§ **Your assignment**
Filter the lines below, copying only those with the string "label".

Excerpts from an interface dataset:

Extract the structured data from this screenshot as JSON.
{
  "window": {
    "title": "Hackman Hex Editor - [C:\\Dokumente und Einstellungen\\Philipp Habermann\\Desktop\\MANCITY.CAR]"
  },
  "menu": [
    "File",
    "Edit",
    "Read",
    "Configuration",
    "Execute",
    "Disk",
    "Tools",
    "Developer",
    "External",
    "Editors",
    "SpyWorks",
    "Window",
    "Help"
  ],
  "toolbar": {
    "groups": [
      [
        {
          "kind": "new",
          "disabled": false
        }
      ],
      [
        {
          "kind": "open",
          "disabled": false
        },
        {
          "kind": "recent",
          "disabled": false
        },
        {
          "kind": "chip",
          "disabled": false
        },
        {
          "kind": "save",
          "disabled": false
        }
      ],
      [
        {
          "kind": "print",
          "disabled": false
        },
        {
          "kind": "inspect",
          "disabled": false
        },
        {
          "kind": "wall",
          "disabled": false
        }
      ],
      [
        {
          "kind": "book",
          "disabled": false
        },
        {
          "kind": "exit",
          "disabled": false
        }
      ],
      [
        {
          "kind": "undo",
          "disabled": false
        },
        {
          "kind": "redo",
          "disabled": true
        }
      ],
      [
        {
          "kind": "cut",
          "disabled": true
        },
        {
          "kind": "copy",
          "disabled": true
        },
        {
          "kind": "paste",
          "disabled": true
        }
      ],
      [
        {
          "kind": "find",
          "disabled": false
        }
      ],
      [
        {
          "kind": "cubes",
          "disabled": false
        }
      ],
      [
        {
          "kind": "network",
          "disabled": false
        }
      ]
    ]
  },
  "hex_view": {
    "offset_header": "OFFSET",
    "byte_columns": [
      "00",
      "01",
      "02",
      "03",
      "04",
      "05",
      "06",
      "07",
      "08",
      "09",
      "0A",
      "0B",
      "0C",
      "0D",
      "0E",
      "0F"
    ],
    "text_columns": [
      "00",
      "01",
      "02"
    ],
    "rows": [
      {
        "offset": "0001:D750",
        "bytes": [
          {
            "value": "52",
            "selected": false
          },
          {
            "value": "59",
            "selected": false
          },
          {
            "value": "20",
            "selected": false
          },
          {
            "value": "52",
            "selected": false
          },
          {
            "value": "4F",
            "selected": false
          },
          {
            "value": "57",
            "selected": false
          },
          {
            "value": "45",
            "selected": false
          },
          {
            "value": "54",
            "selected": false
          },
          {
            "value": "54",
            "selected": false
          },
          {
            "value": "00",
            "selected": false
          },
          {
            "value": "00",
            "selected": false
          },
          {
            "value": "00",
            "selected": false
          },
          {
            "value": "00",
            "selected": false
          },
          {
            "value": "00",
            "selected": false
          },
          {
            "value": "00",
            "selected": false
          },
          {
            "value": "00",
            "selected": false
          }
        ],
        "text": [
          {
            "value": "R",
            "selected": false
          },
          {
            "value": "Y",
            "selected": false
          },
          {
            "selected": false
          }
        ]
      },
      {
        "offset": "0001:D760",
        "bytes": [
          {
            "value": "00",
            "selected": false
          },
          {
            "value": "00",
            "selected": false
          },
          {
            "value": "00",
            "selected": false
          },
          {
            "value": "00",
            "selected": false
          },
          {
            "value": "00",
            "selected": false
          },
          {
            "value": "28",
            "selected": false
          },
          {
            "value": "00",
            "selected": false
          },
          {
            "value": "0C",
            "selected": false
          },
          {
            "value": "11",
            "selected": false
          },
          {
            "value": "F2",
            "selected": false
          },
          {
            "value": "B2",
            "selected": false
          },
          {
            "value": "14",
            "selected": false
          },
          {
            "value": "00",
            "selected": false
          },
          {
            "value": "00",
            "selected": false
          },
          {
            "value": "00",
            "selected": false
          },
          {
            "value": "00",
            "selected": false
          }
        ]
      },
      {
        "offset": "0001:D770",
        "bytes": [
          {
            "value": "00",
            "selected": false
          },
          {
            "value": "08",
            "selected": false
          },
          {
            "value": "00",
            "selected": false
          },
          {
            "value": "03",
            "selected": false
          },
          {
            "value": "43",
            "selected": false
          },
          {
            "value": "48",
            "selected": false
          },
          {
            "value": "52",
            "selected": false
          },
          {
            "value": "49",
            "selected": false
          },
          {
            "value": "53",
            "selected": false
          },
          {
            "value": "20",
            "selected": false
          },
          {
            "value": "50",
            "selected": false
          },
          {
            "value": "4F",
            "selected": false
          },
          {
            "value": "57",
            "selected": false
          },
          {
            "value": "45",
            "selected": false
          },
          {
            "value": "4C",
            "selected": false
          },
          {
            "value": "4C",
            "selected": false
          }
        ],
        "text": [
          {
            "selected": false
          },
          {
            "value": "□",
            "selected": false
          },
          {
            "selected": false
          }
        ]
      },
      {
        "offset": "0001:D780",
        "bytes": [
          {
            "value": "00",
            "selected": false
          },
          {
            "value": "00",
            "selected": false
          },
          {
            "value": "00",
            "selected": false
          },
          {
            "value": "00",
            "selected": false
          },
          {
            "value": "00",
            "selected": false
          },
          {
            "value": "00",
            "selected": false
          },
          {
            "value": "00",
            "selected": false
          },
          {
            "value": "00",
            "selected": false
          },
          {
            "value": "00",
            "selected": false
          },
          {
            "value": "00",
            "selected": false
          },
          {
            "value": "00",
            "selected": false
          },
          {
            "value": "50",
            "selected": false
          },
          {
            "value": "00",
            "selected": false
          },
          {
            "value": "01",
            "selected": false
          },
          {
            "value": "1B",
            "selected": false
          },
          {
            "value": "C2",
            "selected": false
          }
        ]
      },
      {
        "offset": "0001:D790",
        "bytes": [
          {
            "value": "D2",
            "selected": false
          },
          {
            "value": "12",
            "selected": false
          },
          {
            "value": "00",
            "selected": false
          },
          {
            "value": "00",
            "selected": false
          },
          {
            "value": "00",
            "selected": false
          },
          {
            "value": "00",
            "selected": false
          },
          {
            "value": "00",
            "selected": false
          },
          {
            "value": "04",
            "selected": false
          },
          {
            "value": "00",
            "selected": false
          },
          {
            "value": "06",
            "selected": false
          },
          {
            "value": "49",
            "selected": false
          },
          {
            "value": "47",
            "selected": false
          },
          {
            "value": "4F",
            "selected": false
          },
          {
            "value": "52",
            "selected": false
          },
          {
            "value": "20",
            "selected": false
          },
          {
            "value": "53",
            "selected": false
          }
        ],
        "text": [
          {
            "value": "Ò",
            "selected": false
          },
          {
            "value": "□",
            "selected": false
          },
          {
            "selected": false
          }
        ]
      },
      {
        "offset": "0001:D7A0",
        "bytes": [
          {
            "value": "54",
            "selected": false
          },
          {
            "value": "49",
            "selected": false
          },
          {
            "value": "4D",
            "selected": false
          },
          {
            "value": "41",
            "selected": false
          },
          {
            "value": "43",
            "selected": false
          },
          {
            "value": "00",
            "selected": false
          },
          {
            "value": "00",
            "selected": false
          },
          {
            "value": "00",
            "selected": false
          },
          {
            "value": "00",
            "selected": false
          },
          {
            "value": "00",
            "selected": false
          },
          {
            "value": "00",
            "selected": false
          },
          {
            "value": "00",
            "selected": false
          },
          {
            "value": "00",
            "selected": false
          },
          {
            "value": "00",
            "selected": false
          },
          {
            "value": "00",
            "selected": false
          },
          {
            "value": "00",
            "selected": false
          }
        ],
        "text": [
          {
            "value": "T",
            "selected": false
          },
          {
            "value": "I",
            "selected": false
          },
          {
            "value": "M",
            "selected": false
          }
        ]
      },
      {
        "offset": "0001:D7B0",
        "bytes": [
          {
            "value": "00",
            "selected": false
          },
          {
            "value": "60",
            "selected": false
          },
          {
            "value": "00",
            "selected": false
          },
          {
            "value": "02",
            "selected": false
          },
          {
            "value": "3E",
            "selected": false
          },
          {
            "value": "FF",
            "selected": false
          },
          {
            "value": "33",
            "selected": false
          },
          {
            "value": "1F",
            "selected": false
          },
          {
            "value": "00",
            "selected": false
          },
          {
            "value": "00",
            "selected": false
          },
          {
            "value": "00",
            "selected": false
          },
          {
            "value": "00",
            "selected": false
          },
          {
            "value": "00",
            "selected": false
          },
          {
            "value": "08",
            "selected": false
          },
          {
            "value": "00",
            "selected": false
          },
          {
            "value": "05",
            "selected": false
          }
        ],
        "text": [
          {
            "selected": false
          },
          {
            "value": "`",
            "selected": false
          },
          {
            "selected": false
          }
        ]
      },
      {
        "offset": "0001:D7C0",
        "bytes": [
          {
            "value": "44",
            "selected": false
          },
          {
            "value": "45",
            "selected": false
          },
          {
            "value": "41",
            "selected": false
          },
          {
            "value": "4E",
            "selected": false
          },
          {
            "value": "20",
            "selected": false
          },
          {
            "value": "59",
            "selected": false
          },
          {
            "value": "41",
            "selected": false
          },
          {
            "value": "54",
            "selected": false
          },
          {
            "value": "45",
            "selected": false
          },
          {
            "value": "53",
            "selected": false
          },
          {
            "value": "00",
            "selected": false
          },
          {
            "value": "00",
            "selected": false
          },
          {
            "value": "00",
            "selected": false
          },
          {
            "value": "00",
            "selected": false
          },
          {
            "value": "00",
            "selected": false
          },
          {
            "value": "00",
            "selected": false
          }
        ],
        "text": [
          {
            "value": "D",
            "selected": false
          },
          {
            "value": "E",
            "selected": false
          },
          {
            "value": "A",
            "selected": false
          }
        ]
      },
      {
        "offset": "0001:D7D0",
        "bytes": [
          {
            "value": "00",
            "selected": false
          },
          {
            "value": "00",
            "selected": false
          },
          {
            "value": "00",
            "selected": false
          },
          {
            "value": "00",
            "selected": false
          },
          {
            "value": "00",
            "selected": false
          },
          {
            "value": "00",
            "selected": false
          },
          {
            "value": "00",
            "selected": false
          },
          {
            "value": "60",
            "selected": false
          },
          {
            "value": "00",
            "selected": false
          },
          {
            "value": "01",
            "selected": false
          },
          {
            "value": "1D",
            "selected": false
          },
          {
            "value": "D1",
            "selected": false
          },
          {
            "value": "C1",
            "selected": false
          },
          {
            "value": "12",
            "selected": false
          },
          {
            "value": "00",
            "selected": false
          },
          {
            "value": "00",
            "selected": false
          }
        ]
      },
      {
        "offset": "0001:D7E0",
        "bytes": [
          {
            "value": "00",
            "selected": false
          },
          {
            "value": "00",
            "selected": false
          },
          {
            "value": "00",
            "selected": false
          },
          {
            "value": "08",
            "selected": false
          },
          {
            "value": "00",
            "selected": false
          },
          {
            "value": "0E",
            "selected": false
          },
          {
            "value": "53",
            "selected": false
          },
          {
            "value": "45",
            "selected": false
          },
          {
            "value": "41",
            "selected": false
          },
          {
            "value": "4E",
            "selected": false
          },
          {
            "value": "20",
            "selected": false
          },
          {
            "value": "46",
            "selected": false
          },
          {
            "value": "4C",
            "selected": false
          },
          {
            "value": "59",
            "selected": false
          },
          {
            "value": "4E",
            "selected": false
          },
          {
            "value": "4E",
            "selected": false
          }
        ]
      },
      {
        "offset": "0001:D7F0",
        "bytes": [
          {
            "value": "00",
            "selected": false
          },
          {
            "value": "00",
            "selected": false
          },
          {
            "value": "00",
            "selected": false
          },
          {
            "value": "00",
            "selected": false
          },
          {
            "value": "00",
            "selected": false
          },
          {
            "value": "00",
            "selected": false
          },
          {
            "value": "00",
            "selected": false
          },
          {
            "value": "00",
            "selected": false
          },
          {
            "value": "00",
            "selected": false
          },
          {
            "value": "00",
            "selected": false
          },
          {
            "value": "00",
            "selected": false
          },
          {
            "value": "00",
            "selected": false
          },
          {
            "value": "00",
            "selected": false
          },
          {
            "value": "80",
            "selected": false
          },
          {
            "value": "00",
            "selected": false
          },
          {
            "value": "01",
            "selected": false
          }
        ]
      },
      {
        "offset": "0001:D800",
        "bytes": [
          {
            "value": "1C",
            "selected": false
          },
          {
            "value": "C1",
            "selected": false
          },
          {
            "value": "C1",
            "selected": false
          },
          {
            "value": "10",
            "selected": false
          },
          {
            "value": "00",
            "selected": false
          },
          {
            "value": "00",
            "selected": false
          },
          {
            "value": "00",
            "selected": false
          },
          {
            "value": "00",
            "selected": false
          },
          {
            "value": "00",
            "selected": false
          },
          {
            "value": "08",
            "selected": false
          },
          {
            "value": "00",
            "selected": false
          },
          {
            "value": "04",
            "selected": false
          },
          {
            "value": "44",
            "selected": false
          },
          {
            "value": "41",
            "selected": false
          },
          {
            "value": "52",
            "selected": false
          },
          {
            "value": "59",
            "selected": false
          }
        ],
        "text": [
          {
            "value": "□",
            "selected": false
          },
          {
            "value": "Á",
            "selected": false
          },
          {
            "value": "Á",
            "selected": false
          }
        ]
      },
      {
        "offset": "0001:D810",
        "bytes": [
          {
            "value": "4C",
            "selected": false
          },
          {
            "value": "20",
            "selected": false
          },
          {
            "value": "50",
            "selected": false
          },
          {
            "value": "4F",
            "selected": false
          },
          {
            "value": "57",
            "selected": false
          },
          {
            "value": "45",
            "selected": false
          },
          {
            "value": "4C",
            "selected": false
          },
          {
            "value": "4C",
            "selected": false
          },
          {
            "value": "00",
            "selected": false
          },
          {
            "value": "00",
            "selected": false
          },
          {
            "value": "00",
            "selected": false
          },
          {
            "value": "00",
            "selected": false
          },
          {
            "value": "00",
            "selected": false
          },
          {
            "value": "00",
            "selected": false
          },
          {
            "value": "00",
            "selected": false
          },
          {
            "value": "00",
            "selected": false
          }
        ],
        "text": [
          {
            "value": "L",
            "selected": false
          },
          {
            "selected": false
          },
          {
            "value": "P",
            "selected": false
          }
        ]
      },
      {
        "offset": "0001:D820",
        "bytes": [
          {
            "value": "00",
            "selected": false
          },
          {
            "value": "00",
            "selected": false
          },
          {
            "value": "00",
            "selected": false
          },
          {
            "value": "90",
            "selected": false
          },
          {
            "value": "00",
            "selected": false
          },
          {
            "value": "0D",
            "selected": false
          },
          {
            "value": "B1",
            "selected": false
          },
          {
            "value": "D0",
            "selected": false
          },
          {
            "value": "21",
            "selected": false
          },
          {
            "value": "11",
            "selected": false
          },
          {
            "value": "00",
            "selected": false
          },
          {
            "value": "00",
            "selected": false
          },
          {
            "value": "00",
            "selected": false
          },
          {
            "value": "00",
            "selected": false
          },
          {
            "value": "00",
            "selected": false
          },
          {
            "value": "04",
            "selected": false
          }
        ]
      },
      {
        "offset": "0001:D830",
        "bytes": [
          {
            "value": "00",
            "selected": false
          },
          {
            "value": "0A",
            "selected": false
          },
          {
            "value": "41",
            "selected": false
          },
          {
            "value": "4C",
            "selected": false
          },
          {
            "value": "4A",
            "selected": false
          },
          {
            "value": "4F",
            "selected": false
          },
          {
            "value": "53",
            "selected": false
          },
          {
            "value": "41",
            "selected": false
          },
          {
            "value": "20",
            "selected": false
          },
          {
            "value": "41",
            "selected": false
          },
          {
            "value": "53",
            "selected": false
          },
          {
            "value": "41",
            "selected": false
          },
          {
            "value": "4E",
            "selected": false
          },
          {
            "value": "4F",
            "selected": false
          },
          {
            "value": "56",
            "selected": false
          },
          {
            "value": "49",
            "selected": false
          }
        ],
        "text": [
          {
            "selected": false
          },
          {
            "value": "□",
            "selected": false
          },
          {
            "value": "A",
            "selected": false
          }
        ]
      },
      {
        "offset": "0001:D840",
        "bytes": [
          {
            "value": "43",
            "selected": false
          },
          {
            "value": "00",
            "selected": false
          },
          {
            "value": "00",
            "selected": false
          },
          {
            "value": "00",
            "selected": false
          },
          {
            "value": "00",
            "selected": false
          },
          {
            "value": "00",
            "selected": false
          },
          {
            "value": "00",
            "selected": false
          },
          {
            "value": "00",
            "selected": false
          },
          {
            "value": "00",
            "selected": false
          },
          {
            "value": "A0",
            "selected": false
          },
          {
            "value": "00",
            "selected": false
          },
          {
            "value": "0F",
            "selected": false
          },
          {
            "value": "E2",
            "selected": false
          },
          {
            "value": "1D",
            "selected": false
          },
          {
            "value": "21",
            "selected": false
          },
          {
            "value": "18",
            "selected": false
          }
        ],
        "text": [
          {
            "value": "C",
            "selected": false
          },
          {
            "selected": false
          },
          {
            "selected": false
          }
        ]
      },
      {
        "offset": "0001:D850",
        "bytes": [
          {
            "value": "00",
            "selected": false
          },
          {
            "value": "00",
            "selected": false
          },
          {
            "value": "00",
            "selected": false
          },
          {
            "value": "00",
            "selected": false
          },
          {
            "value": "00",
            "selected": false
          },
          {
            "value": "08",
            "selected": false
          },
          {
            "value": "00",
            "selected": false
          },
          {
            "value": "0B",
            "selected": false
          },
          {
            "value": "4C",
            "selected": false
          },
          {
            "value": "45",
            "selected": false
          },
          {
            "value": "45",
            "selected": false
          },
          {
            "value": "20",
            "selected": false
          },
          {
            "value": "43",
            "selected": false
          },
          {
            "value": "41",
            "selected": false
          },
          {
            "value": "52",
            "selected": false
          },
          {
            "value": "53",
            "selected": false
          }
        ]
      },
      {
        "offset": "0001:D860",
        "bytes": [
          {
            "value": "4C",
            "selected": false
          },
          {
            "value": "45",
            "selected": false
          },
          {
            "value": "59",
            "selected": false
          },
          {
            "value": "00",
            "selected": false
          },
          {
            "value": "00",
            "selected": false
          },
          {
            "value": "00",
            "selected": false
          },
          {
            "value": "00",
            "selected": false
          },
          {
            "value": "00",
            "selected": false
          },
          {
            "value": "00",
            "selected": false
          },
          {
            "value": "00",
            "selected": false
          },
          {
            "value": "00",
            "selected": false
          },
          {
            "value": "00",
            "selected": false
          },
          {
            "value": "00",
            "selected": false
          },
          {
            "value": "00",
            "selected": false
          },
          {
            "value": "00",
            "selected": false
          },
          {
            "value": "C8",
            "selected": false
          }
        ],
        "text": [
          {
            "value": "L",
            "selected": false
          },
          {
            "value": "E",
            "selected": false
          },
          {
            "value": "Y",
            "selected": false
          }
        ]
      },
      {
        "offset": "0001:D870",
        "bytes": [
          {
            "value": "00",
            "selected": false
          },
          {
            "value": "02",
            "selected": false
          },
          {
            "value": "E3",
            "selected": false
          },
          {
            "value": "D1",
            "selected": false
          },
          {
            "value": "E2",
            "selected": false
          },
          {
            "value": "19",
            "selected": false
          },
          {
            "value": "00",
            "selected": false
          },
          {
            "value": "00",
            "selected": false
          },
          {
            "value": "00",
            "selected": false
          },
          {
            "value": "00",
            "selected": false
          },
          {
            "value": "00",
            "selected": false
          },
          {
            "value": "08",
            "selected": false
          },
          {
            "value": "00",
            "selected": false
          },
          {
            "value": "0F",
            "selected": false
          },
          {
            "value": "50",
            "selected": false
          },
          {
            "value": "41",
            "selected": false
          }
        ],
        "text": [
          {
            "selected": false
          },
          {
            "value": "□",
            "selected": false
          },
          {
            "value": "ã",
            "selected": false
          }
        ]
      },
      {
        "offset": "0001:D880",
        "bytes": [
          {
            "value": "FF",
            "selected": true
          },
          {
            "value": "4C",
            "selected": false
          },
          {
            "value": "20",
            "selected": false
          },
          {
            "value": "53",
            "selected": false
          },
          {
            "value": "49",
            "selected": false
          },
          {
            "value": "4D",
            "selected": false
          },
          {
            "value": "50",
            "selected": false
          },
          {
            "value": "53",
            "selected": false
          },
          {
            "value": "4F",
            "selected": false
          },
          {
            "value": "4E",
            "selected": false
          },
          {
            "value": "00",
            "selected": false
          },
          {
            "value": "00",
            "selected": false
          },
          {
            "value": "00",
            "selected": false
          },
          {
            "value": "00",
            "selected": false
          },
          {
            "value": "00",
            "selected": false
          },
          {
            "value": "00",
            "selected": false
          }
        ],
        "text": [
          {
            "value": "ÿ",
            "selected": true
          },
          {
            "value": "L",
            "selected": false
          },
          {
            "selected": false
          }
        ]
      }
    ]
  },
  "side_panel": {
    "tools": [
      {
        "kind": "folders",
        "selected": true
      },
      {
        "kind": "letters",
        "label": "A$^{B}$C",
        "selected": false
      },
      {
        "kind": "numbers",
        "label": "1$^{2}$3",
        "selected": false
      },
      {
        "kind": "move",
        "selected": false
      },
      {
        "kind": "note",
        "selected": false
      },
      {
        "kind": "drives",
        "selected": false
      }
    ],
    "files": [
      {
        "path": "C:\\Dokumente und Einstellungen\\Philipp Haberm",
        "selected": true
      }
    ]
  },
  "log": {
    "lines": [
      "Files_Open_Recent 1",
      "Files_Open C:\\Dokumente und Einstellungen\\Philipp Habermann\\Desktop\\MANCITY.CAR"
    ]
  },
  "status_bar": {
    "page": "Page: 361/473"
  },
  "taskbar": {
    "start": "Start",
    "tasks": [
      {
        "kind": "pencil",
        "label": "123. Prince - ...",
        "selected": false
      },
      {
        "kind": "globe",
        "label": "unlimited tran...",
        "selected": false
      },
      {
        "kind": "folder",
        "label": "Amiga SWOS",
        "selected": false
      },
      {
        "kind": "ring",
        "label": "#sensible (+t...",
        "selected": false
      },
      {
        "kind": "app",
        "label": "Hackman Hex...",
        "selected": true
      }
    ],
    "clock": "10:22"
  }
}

§ **Exercise answer**
        "label": "A$^{B}$C",
        "label": "1$^{2}$3",
        "label": "123. Prince - ...",
        "label": "unlimited tran...",
        "label": "Amiga SWOS",
        "label": "#sensible (+t...",
        "label": "Hackman Hex...",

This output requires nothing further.